Scope of NSA Surveillance Broadens

The scope of the National Security Agency’s communications monitoring is broader than previously thought, according to the New York Times. Intelligence officials told the Times on Thursday that the NSA in fact sifts through Americans’ email and text communications into and out of the country as well, searching for information on foreigners under surveillance.

Rather than simply intercepting communications of Americans in direct contact with targeted foreigners, the NSA also conducts searches for people who mention information associated with those foreigners.

The surveillance process involves copying and searching through the content of most e-mails and text-based communications that cross the border, according to the senior intelligence official who spoke to the Times on condition of anonymity. The process is mechanized; a computer searches through data with identifying keywords that are “very precise” to minimize the number of innocent Americans flagged.

The reveal of cross-border surveillance adds a new dimension to the ongoing debate about whether the NSA infringes on Americans’ privacy by systematically combing through e-mails and phone data, looking for information connected to suspects abroad.

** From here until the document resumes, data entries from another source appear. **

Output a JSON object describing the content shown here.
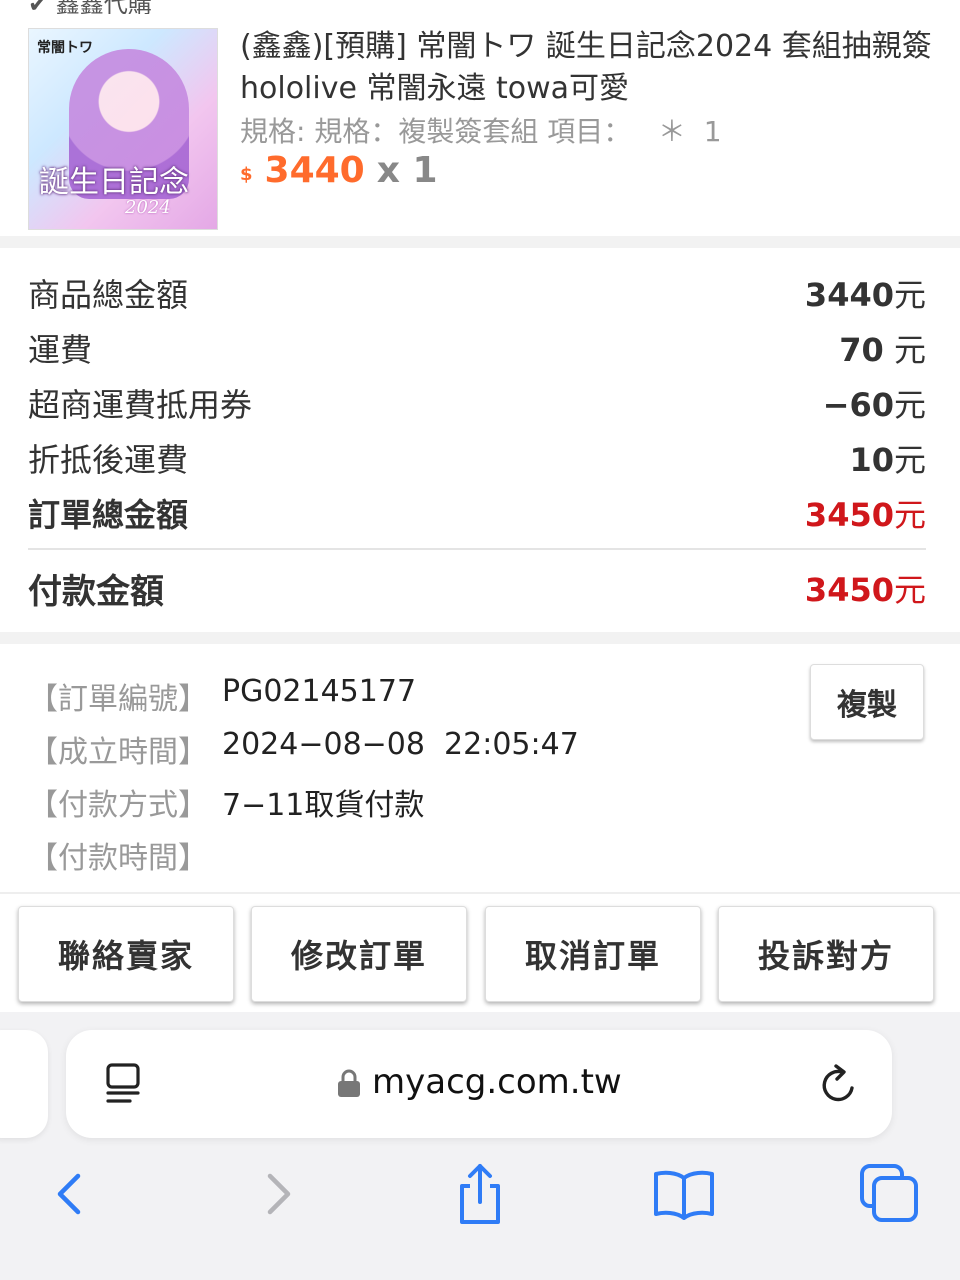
{
  "top_strip": {
    "text": "✔ 鑫鑫代購"
  },
  "product": {
    "thumb_logo": "常闇トワ",
    "thumb_caption": "誕生日記念",
    "thumb_year": "2024",
    "title": "(鑫鑫)[預購] 常闇トワ 誕生日記念2024 套組抽親簽 hololive 常闇永遠 towa可愛",
    "spec": "規格: 規格：複製簽套組 項目：   ＊  1",
    "currency": "$",
    "price": "3440",
    "qty": "x 1"
  },
  "summary": {
    "rows": [
      {
        "label": "商品總金額",
        "amount": "3440",
        "unit": "元"
      },
      {
        "label": "運費",
        "amount": "70",
        "unit": " 元"
      },
      {
        "label": "超商運費抵用券",
        "amount": "−60",
        "unit": "元"
      },
      {
        "label": "折抵後運費",
        "amount": "10",
        "unit": "元"
      },
      {
        "label": "訂單總金額",
        "amount": "3450",
        "unit": "元"
      }
    ],
    "pay": {
      "label": "付款金額",
      "amount": "3450",
      "unit": "元"
    }
  },
  "order_info": {
    "rows": [
      {
        "label": "【訂單編號】",
        "value": "PG02145177"
      },
      {
        "label": "【成立時間】",
        "value": "2024−08−08  22:05:47"
      },
      {
        "label": "【付款方式】",
        "value": "7−11取貨付款"
      },
      {
        "label": "【付款時間】",
        "value": ""
      }
    ],
    "copy_button": "複製"
  },
  "actions": [
    "聯絡賣家",
    "修改訂單",
    "取消訂單",
    "投訴對方"
  ],
  "browser": {
    "url": "myacg.com.tw",
    "icons": [
      "reader-icon",
      "lock-icon",
      "reload-icon",
      "back-icon",
      "forward-icon",
      "share-icon",
      "bookmarks-icon",
      "tabs-icon"
    ],
    "accent": "#2f7cf6",
    "disabled": "#b4b4b8"
  },
  "colors": {
    "price_orange": "#ff6b2c",
    "total_red": "#d0171b",
    "label_gray": "#999999"
  }
}
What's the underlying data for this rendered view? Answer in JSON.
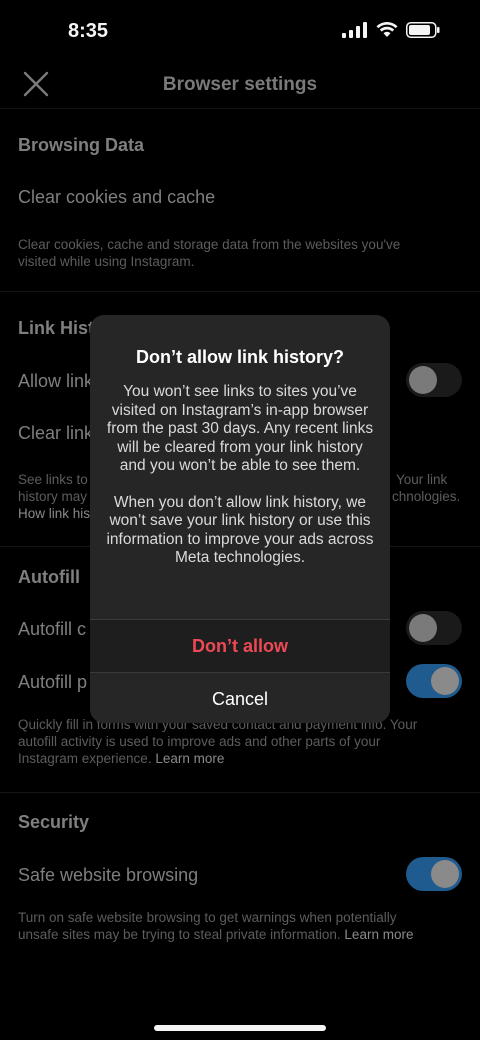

The agency argues that surveillance was authorized by the 2008 FISA Amendments Act, which allows domestic spying as long as the wanted individual was a noncitizen abroad.

“In carrying out its signals intelligence mission, N.S.A. collects only what it is explicitly authorized to collect,” Judith A. Emmel, an NSA spokeswoman, told the Times. “Moreover, the agency’s activities are deployed only in response to requirements for information to protect the country and its interests.”

Agency officials have thus far insisted that individual Americans will never be “targeted,” and that flagged conversations are handled with “minimalization” rules to protect the privacy of the domestic individual.